## [Given data]

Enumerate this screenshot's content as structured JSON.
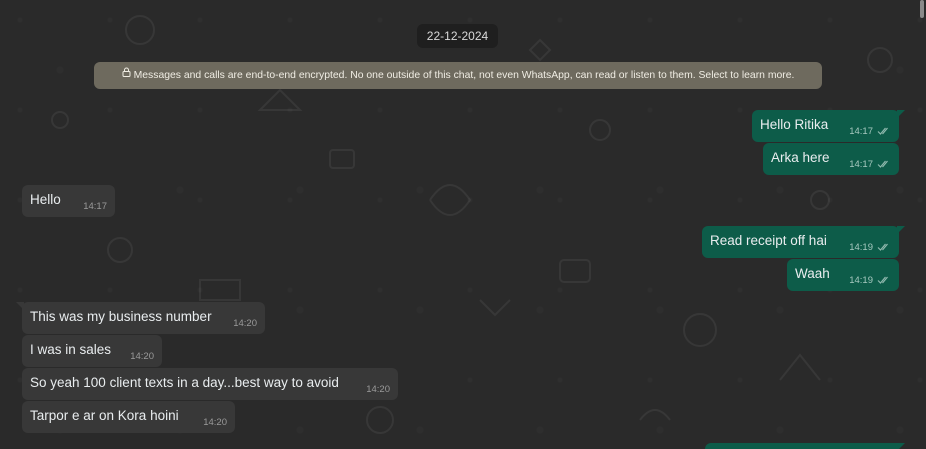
{
  "date_chip": "22-12-2024",
  "encryption_notice": "Messages and calls are end-to-end encrypted. No one outside of this chat, not even WhatsApp, can read or listen to them. Select to learn more.",
  "messages": [
    {
      "text": "Hello Ritika",
      "time": "14:17",
      "direction": "out",
      "status": "read-receipt-icon"
    },
    {
      "text": "Arka here",
      "time": "14:17",
      "direction": "out",
      "status": "read-receipt-icon"
    },
    {
      "text": "Hello",
      "time": "14:17",
      "direction": "in"
    },
    {
      "text": "Read receipt off hai",
      "time": "14:19",
      "direction": "out",
      "status": "read-receipt-icon"
    },
    {
      "text": "Waah",
      "time": "14:19",
      "direction": "out",
      "status": "read-receipt-icon"
    },
    {
      "text": "This was my business number",
      "time": "14:20",
      "direction": "in"
    },
    {
      "text": "I was in sales",
      "time": "14:20",
      "direction": "in"
    },
    {
      "text": "So yeah 100 client texts in a day...best way to avoid",
      "time": "14:20",
      "direction": "in"
    },
    {
      "text": "Tarpor e ar on Kora hoini",
      "time": "14:20",
      "direction": "in"
    }
  ],
  "colors": {
    "background": "#2a2a2a",
    "incoming_bubble": "#383838",
    "outgoing_bubble": "#0d5c49",
    "notice_bg": "#6e6a5e",
    "date_chip_bg": "#1f1f1f"
  }
}
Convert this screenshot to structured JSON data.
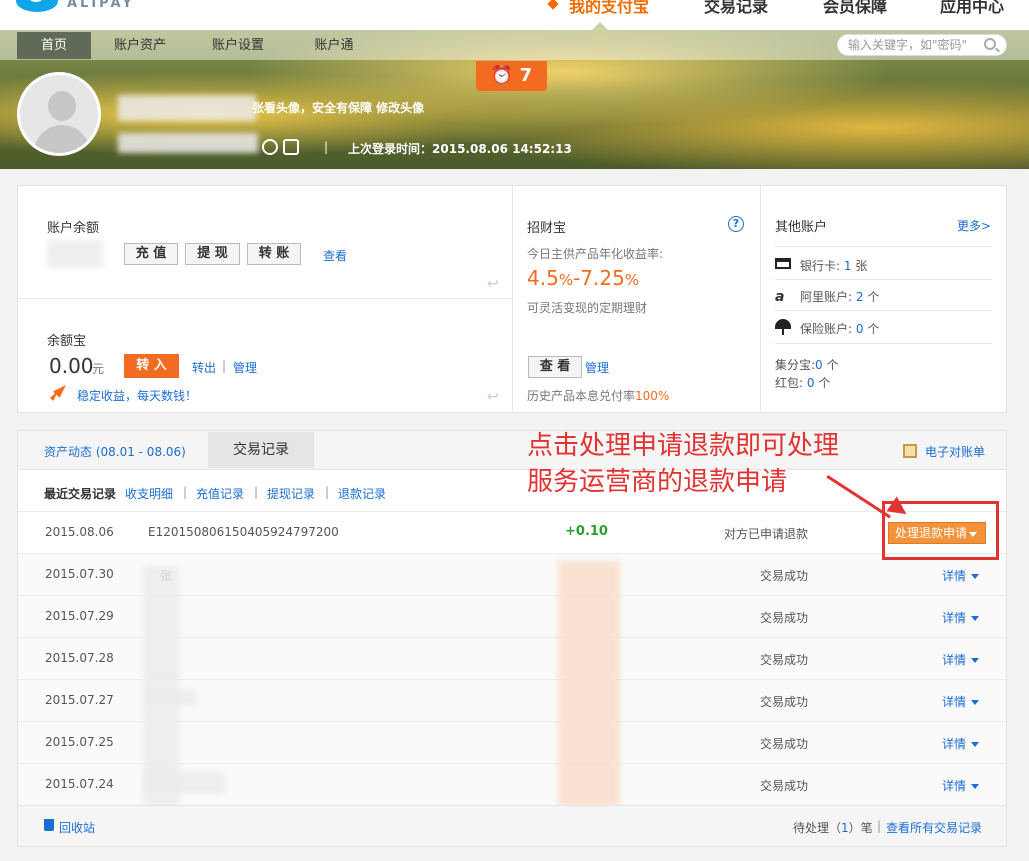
{
  "brand": {
    "logo_text": "ALIPAY"
  },
  "top_nav": {
    "items": [
      "我的支付宝",
      "交易记录",
      "会员保障",
      "应用中心"
    ]
  },
  "sub_nav": {
    "items": [
      "首页",
      "账户资产",
      "账户设置",
      "账户通"
    ]
  },
  "search": {
    "placeholder": "输入关键字，如\"密码\""
  },
  "profile": {
    "avatar_prompt": "张看头像，安全有保障 修改头像",
    "last_login_label": "上次登录时间：",
    "last_login_time": "2015.08.06 14:52:13",
    "alarm_count": "7"
  },
  "balance": {
    "title": "账户余额",
    "buttons": [
      "充 值",
      "提 现",
      "转 账"
    ],
    "view_link": "查看"
  },
  "yuebao": {
    "title": "余额宝",
    "amount": "0.00",
    "unit": "元",
    "in_button": "转 入",
    "out_link": "转出",
    "manage_link": "管理",
    "slogan": "稳定收益，每天数钱！"
  },
  "zhaocaibao": {
    "title": "招财宝",
    "rate_label": "今日主供产品年化收益率:",
    "rate_low": "4.5",
    "rate_high": "7.25",
    "percent": "%",
    "dash": "-",
    "desc": "可灵活变现的定期理财",
    "view_button": "查 看",
    "manage_link": "管理",
    "history_label": "历史产品本息兑付率",
    "history_rate": "100%"
  },
  "other_accounts": {
    "title": "其他账户",
    "more_link": "更多>",
    "bank_label": "银行卡:",
    "bank_count": "1",
    "bank_unit": "张",
    "ali_label": "阿里账户:",
    "ali_count": "2",
    "ali_unit": "个",
    "insurance_label": "保险账户:",
    "insurance_count": "0",
    "insurance_unit": "个",
    "jifen_label": "集分宝:",
    "jifen_count": "0",
    "jifen_unit": "个",
    "hongbao_label": "红包:",
    "hongbao_count": "0",
    "hongbao_unit": "个"
  },
  "tabs": {
    "asset_dynamic": "资产动态 (08.01 - 08.06)",
    "transactions": "交易记录",
    "statement": "电子对账单"
  },
  "filters": {
    "title": "最近交易记录",
    "items": [
      "收支明细",
      "充值记录",
      "提现记录",
      "退款记录"
    ]
  },
  "annotation": {
    "line1": "点击处理申请退款即可处理",
    "line2": "服务运营商的退款申请"
  },
  "transactions": [
    {
      "date": "2015.08.06",
      "name": "E12015080615040592479720​0",
      "amount": "+0.10",
      "status": "对方已申请退款",
      "action": "处理退款申请"
    },
    {
      "date": "2015.07.30",
      "name": "张",
      "amount": "",
      "status": "交易成功",
      "action": "详情"
    },
    {
      "date": "2015.07.29",
      "name": "",
      "amount": "",
      "status": "交易成功",
      "action": "详情"
    },
    {
      "date": "2015.07.28",
      "name": "",
      "amount": "",
      "status": "交易成功",
      "action": "详情"
    },
    {
      "date": "2015.07.27",
      "name": "",
      "amount": "",
      "status": "交易成功",
      "action": "详情"
    },
    {
      "date": "2015.07.25",
      "name": "",
      "amount": "",
      "status": "交易成功",
      "action": "详情"
    },
    {
      "date": "2015.07.24",
      "name": "",
      "amount": "",
      "status": "交易成功",
      "action": "详情"
    }
  ],
  "footer": {
    "recycle_link": "回收站",
    "pending_prefix": "待处理（",
    "pending_count": "1",
    "pending_suffix": "）笔",
    "view_all_link": "查看所有交易记录"
  }
}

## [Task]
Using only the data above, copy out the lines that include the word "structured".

## [Completed exercise]
Enumerate this screenshot's content as structured JSON.
Convert this screenshot to structured JSON data.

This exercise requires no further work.